- _TASK_: Wherever the word "được" occurs in the listing, copy the whole line.

- _MATERIAL TO PROCESS_:
+++

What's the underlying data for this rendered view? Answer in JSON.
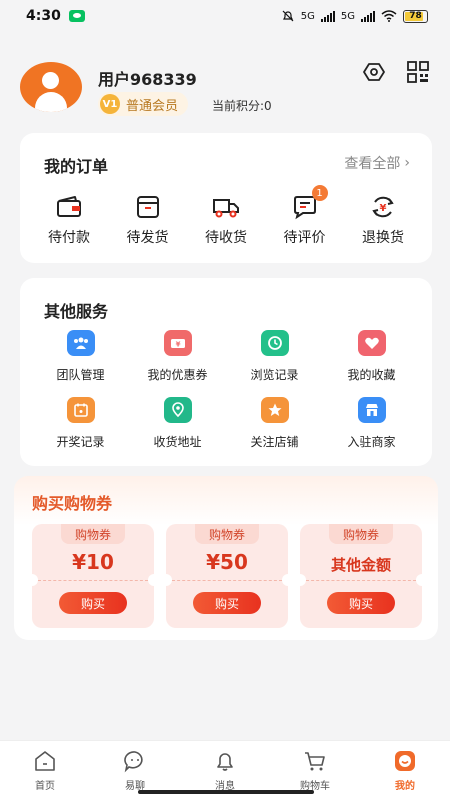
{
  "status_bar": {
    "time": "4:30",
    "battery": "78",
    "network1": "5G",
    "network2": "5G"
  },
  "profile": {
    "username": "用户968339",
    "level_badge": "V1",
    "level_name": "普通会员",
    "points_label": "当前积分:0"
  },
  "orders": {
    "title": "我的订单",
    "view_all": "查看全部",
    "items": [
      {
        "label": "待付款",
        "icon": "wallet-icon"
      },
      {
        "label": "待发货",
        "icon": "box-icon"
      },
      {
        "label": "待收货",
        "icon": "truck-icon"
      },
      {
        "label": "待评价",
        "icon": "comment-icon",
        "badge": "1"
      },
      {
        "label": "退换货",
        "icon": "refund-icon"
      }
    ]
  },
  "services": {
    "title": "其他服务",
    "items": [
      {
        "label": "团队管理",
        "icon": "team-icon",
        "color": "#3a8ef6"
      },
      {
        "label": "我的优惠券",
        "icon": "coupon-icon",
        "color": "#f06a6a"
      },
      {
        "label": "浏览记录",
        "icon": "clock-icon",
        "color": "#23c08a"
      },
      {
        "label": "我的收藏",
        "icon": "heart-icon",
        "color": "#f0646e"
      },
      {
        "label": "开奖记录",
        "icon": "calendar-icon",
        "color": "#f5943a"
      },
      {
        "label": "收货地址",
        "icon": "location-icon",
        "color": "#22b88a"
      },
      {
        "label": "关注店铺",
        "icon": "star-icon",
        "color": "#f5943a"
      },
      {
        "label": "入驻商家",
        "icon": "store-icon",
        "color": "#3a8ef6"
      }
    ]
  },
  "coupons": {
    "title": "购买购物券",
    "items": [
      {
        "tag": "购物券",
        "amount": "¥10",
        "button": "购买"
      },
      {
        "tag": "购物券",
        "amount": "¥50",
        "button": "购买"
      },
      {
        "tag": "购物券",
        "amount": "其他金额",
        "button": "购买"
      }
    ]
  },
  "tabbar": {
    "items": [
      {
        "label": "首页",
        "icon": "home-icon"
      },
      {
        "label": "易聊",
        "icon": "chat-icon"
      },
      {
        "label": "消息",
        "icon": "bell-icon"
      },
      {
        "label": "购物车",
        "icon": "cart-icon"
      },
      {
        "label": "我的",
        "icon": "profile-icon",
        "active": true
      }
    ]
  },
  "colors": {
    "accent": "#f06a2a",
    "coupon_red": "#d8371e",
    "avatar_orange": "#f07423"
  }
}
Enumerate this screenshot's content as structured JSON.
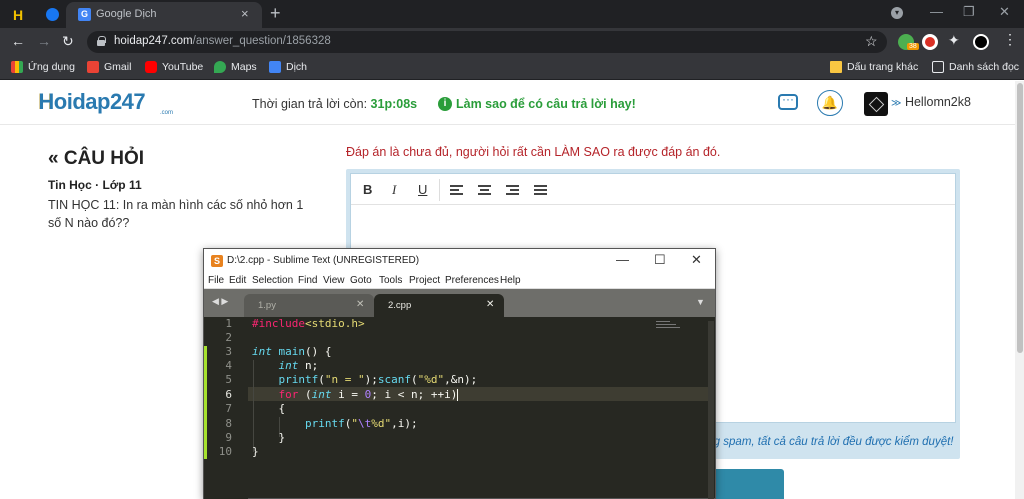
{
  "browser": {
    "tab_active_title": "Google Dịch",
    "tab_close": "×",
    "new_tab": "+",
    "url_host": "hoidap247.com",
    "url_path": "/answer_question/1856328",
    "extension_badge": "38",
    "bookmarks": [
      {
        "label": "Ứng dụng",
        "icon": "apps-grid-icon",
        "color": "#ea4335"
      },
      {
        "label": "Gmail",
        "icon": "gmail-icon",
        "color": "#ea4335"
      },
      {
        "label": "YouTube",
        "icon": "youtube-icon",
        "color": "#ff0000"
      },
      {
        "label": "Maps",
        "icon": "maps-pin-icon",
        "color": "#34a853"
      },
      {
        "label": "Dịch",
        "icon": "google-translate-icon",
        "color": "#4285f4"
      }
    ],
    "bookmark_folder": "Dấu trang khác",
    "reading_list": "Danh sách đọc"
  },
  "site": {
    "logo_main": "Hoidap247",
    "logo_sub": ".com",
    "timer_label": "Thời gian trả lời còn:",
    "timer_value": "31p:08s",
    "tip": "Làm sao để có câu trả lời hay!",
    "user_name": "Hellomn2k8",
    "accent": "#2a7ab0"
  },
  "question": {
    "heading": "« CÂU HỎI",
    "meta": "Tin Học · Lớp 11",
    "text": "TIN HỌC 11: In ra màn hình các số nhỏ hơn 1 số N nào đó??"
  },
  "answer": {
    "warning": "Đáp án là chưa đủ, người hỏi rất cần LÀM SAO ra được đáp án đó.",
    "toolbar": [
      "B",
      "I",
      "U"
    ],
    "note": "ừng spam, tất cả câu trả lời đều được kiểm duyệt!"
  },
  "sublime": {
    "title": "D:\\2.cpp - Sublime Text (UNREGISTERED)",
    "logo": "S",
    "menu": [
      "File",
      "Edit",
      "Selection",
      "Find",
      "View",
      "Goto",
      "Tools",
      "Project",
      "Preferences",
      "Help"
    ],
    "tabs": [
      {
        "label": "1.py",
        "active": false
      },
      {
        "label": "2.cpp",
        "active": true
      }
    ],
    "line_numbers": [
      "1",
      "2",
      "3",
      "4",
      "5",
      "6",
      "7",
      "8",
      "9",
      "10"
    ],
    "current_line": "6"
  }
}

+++

- _ANSWER TO THIS EXERCISE_:
    "warning": "Đáp án là chưa đủ, người hỏi rất cần LÀM SAO ra được đáp án đó.",
    "note": "ừng spam, tất cả câu trả lời đều được kiểm duyệt!"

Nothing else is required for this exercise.